I originally wrote this blog during the COVID shut down, but the practices are absolutely true for summers as well! I know it’s hard to keep students engaged during summer, but it’s worth it!
There are 5 things I want you to remember that will keep your students moving forward during this time:
- Read to your kids every day.
- Have your students read (whatever they want) every day.
- Practice basic math facts: addition, subtraction, multiplication and division.
- Have conversations with your kids – A LOT.
- Have your students write organically.
Let’s take a look at each of these:
Read to your kids every day. If you have students that are 5th grade and below, read to them every day. This builds fluency, comprehension and vocabulary. You can even pick a book that is slightly higher than their grade level. We like to pick chapter books that my fourth grader may not fully understand if he was reading on his own. Tate went through a time period where he really struggled with reading on his own, but he loved our time of reading together. When he would make comments like “I hate reading!”, I would remind him, “No, you love reading – you just need more practice. Think if we didn’t have our reading time.” Reading to your student brings so much value, and it can become a time that you both look forward to. Check out books from the local library. Pick out a few from 1/2 Price Books. Trade with friends!
Have your kids read (whatever they want) every day. Graphic novels? Yes. Magazines about cars? Yes. Lower level books that they are interested in? Yes. They are building fluency, interest and reading comprehension, even if it’s not a “passage” or “higher level” book. Don’t make this a battle. This is the time for reading to be enjoyable. They can Google subjects they are interested in and read articles online. Also, 20 min a day is plenty. They don’t need to read for an hour. If you have younger students, give them a few minutes of “book” time, where they get to look through books that they like (even if it’s only 5 minutes!).

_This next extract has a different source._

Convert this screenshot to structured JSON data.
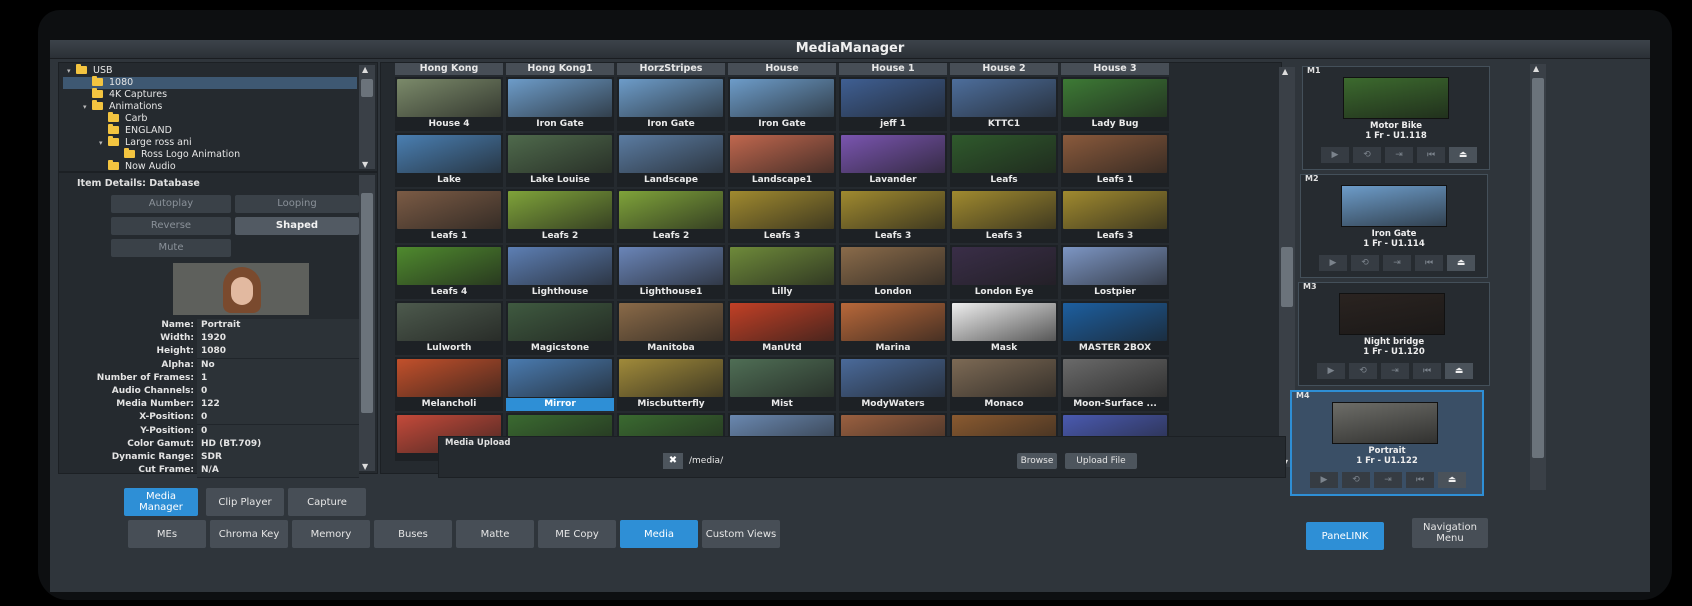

*Reading to your students and having them read regularly and consistently are the main things you can do for your students right now to set them up for success in every other skill!
Practice basic math facts – addition, subtraction, multiplication, division. Obviously this one somewhat depends on the age of your students. If you have pre-k – Kinder students, practice counting. If you have younger school age students, practice addition and subtraction, and if you have older elementary students (and even middle school), practice all four math operations. Math is comprehensive, and if students can become really strong in counting, addition, subtraction, multiplication and division, they will be able to learn the other math skills much easier! There are apps and websites for this, but you can also make flash cards for the students to practice at home (and even better – they can make their own flash cards)!

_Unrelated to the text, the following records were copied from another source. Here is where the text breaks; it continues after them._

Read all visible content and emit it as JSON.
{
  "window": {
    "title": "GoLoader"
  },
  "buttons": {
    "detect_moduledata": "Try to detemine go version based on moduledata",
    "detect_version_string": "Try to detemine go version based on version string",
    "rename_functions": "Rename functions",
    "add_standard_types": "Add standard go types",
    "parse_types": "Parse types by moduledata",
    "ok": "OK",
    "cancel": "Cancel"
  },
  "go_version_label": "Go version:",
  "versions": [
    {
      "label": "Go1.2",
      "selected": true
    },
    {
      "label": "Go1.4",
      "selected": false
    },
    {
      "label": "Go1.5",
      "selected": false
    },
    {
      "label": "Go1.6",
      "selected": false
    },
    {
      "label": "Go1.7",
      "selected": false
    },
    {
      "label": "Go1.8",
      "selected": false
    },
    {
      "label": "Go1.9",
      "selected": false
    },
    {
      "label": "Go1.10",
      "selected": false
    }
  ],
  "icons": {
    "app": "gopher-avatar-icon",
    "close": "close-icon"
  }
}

Have conversations with your kids – A LOT. Ask them questions about their thoughts and opinions. Start conversations with them about their friends, or observations about the nature around your house. Watch a funny video online, or read an article, and then talk about it. Students are used to talking their learning out with each other, and now they have you! Having conversations builds dialogue skills, helps them form opinions, and increases their vocabulary. Don’t let students (especially older students) cocoon into their own world. Discussion and dialogue is a super important skill that students must develop – and it will be a great way to really see how your students think about topics.

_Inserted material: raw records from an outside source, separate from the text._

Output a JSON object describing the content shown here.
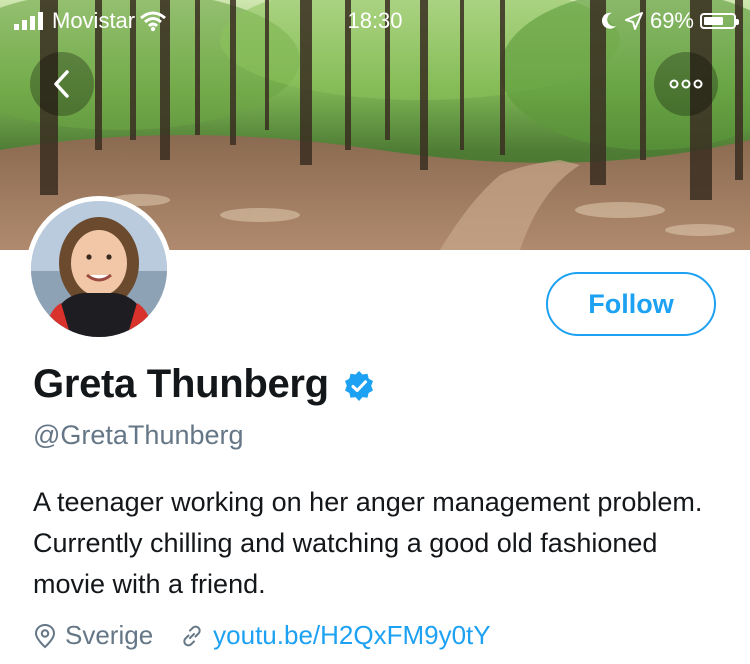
{
  "status_bar": {
    "carrier": "Movistar",
    "time": "18:30",
    "battery": "69%",
    "battery_level": 0.69
  },
  "header": {
    "back_icon": "chevron-left-icon",
    "more_icon": "more-horizontal-icon"
  },
  "profile": {
    "display_name": "Greta Thunberg",
    "handle": "@GretaThunberg",
    "verified": true,
    "bio": "A teenager working on her anger management problem. Currently chilling and watching a good old fashioned movie with a friend.",
    "location": "Sverige",
    "website": "youtu.be/H2QxFM9y0tY",
    "follow_label": "Follow"
  },
  "colors": {
    "accent": "#1da1f2",
    "secondary_text": "#657786",
    "primary_text": "#14171a"
  }
}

Have your students write organically. What is the point of writing? To process thoughts. To communicate. Now your students can have the opportunity to do this without fear of a grade! Write letters to family members, or keep a journal and write a few minutes in it every few days. This will build the language of writing without having to worry about all of the grammar and punctuation. They will continue to learn the conventions in school, but what most kids struggle with is getting their thoughts down on paper. What a perfect time to build their skill and confidence in this area!
Learning occurs most when our affective filter is down, meaning we are not stressed or bored. What a perfect time, while your student is in his or her “safe place”, to actually move them forward academically! If you can focus on these areas, I promise, you will see growth. 🙂
And one more side note…they may fight you on this. Your child is worth the battle!
For more information about Jenn Kleiber and The Responsive Classroom, visit www.theresponsiveclassroom.org!